How many music venues are too many music venues?

The revival of the Metropolitan Opera House, the giant white box that inhabits a city block on the corner of North Broad and Poplar Streets built in 1908 by impresario Oscar Hammerstein I, as a concert venue is good news for historical preservation advocates and the growth of nightlife in North Philadelphia.

Developer Eric Blumenfeld — who's also behind the renovation of the nearby Divine Lorraine — has plans to sink $35 million into the 4000 capacity theatre. Yesterday, Curbed Philly reported that Blumenfeld said that dominant concert promoter Live Nation has signed onto the project, telling the Philadelphia Historical Commission that "right now, our focus is to make Live Nation happy."

A Met renovated to its former glory would be a sparkling jewel on North Broad.  When it was built, the hulking structure was called the Philadelphia Opera House, and it served variously as a movie theater, church and home to boxing matches before going dark as a music venue in the 1980s.

It would be certainly be an intriguing addition to the Philly concert scene, but it's hard to imagine the Met becoming a venue with anything close to a nightly concert schedule. (Live Nation has not revealed specific plans for the building, and did not comment for this story.)

Indeed, when word got out last year that Blumenfeld planned to bring a national promoter in to book The Met, music scene speculation was that it wouldn't be Live Nation because the promoters, who are locally based in Bala Cynwyd, had recently opened The Fillmore Philadelphia, their 2500 capacity showcase venue in Fishtown. They also operate the 3000 capacity Tower Theatre in Upper Darby.

And those aren't the only spaces competing for acts that are too big for clubs like the World Cafe Live (which holds 650), Union Transfer (capacity 1200) or the Trocadero (also 1200).

On South Broad, there's also the Merriam Theater (which fits 1870), the Kimmel Center's Verizon Hall (2500) and Academy of Music (also 2500). Also in play is the Electric Factory, which is now under the control of Live Nation competitor AEG Live, which also holds 2500 to 3000 concert goers.

And of course in the summer, options expand further with outdoor spaces such as  Live Nation's Festival Pier, which holds 6000, and the Mann Center in Fairmount Park, which holds up to 15000 but is quite comfortable for bands who draw three or four thousand under the amphitheatre roof.

So where will the Met fit in? At 4000 capacty, it's slightly larger than it's other plush, seated South Broad competitors, like Verizon Hall and the Academy, which the building also went toe to toe with when Hammerstein brought opera companies to town early in the last century.

One can imagine an act like, say, Neil Young, who played two sold out acoustic nights at the Academy in 2014, filling up the larger space with ease, or acts such as the Flaming Lips or Sting, who sold out the Fillmore this winter, moving up to a larger space while still maintaining a special occasion theater vibe.

One thing's for sure: The Met is a mightily impressive space.
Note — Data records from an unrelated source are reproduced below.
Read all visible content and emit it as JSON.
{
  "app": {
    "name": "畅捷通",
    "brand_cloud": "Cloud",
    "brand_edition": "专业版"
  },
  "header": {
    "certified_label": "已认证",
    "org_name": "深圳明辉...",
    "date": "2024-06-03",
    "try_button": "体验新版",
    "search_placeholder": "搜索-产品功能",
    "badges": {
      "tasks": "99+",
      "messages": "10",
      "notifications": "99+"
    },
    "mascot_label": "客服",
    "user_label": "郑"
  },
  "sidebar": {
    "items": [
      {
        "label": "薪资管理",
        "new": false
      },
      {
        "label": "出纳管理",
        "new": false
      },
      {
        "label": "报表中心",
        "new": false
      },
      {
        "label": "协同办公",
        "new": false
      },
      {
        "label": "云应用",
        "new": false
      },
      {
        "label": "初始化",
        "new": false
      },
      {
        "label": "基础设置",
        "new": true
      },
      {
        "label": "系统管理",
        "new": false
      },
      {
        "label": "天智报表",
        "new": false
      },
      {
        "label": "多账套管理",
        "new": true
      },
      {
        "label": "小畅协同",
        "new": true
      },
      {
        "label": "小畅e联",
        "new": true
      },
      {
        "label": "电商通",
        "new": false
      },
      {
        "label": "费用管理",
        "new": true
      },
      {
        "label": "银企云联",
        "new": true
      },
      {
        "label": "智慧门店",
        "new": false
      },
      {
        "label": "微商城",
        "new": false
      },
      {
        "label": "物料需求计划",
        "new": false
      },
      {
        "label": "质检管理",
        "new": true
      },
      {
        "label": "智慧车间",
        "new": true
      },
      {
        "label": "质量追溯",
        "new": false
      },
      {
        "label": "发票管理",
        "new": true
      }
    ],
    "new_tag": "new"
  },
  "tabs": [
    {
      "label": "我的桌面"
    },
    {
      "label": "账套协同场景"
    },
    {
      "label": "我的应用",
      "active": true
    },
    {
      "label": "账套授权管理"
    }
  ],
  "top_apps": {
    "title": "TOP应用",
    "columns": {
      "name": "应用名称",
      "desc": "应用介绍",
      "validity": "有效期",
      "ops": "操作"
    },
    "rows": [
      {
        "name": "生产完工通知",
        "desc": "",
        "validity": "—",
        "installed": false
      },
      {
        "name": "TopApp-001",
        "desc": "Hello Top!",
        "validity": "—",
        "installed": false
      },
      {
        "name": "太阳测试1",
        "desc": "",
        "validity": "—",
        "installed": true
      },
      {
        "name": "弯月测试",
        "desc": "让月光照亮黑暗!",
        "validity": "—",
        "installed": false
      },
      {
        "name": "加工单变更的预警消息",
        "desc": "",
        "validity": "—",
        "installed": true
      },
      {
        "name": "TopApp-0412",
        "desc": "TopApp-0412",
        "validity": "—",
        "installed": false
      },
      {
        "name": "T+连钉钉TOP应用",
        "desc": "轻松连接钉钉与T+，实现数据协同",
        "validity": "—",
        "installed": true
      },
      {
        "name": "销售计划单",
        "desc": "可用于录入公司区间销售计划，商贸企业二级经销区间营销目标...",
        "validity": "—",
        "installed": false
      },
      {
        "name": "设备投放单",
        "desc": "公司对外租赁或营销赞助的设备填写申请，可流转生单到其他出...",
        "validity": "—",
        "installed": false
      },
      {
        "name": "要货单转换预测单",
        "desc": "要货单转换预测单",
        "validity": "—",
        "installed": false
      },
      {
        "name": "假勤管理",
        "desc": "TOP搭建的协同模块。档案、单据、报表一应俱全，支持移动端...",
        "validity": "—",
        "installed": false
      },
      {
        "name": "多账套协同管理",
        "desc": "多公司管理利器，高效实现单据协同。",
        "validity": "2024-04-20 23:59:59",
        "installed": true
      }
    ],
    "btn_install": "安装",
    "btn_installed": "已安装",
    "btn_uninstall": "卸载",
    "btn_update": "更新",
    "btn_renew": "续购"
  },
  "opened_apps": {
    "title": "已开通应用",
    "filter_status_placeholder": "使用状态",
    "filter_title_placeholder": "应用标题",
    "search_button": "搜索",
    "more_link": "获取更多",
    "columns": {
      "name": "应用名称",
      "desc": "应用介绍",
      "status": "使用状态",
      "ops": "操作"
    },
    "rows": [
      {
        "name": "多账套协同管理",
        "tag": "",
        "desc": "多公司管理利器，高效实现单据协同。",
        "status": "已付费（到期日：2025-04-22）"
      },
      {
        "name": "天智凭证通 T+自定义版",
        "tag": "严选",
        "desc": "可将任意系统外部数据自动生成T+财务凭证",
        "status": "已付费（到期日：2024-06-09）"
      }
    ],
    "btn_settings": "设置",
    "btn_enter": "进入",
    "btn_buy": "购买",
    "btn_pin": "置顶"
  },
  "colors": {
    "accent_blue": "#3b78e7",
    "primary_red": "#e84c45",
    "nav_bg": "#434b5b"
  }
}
Last fall, before serious renovations began, the capacious room hosted a Jazz Lives Philadelphia event with Ted Nash of the Jazz at Lincoln Center Orchestra as headliner.

You had to sign a waiver before entering, and as Nash and a band of talented young Philadelphians swung into John Coltrane's "Naima," it felt like a special treat to be inside a rarely accessed landmark of Philadelphia cultural history, that in its current state was a grand, beautiful ruin. Also, the event took place on a particularly chilly November night, and as you looked around the vast, eerily beautiful space you couldn't help thinking, 'Man, it's going to be really expensive to heat this place."